There is one other key Moffat trope I need to mention, one that he established back in his first story: horror. While it’s easy to forget – especially when compared to his next story, Blink – there is a considerable amount of horror in The Girl in the Fireplace.
What particularly leaps out is how surprisingly grim it is at times. Not only is the fate of the ship’s crew horrifying, but actually seeing a human heart wired into the ship itself is gloriously grotesque.
But it’s not just the gory aspect that makes this episode so scary. Moffat is very good at turning the everyday into something terrifying, and he does that with clocks in this one. Or at least, the sound a clock makes. The Doctor realizing that a broken clock isn’t making a ticking noise is a great moment of suspense.
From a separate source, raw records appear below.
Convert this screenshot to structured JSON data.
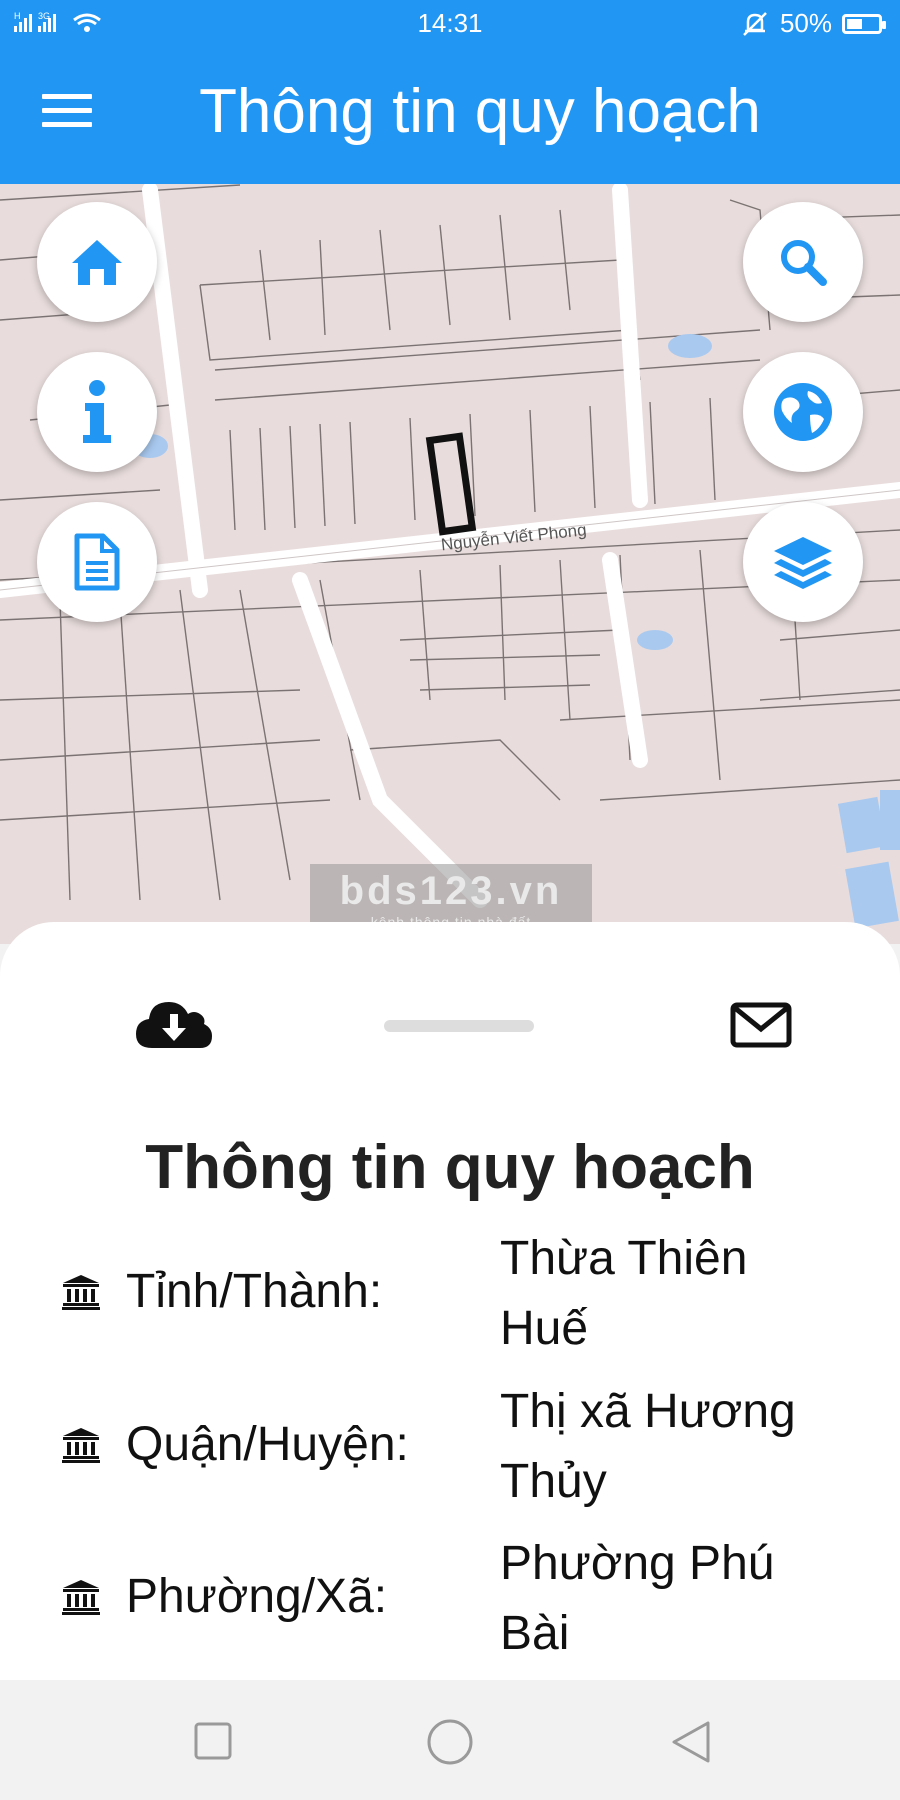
{
  "status_bar": {
    "signal_text": "H 3G",
    "time": "14:31",
    "battery": "50%",
    "battery_level": 0.5
  },
  "app_bar": {
    "title": "Thông tin quy hoạch",
    "menu_icon": "hamburger-menu-icon"
  },
  "map": {
    "street_label": "Nguyễn Viết Phong",
    "left_buttons": [
      "home-icon",
      "info-icon",
      "document-icon"
    ],
    "right_buttons": [
      "search-icon",
      "globe-icon",
      "layers-icon"
    ],
    "accent_color": "#2196f3"
  },
  "watermark": {
    "brand": "bds123.vn",
    "tagline": "kênh thông tin nhà đất"
  },
  "sheet": {
    "title": "Thông tin quy hoạch",
    "rows": [
      {
        "label": "Tỉnh/Thành:",
        "value_line1": "Thừa Thiên",
        "value_line2": "Huế"
      },
      {
        "label": "Quận/Huyện:",
        "value_line1": "Thị xã Hương",
        "value_line2": "Thủy"
      },
      {
        "label": "Phường/Xã:",
        "value_line1": "Phường Phú",
        "value_line2": "Bài"
      }
    ]
  }
}
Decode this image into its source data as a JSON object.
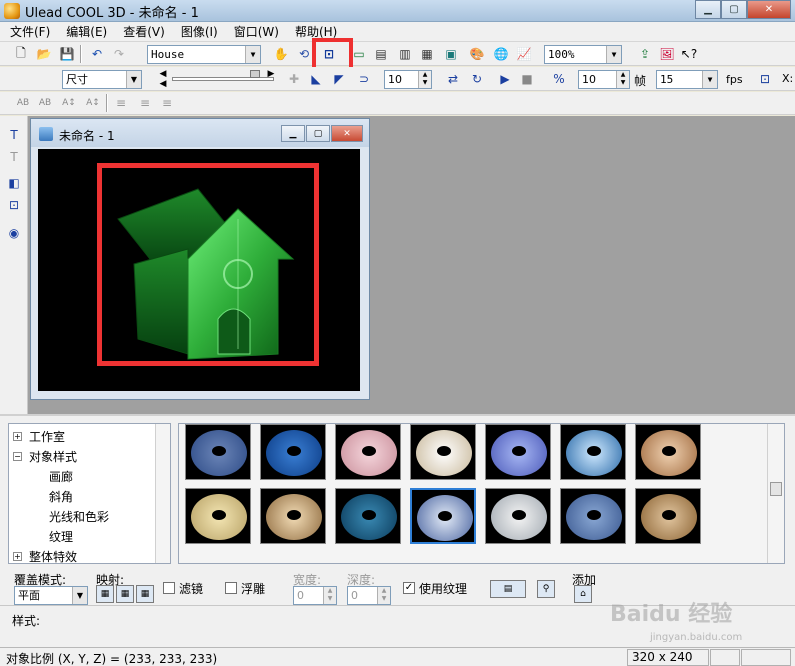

It’s fascinating to look back on The Girl in the Fireplace all these years later, more than two years after Steven Moffat had finished his own era on the show. With its distinct mix of romance, horror, time travel, and some great dialogue, (the “magic door” line particularly stands out), the story is a clear template of what was to come. More than that: it’s still a fantastic story in its own right.
Are you a fan of The Girl in the Fireplace? Do you think it’s a strong story from David Tennant’s first series? Do you think it provided a template for later Moffat stories? Let us know in the comments below.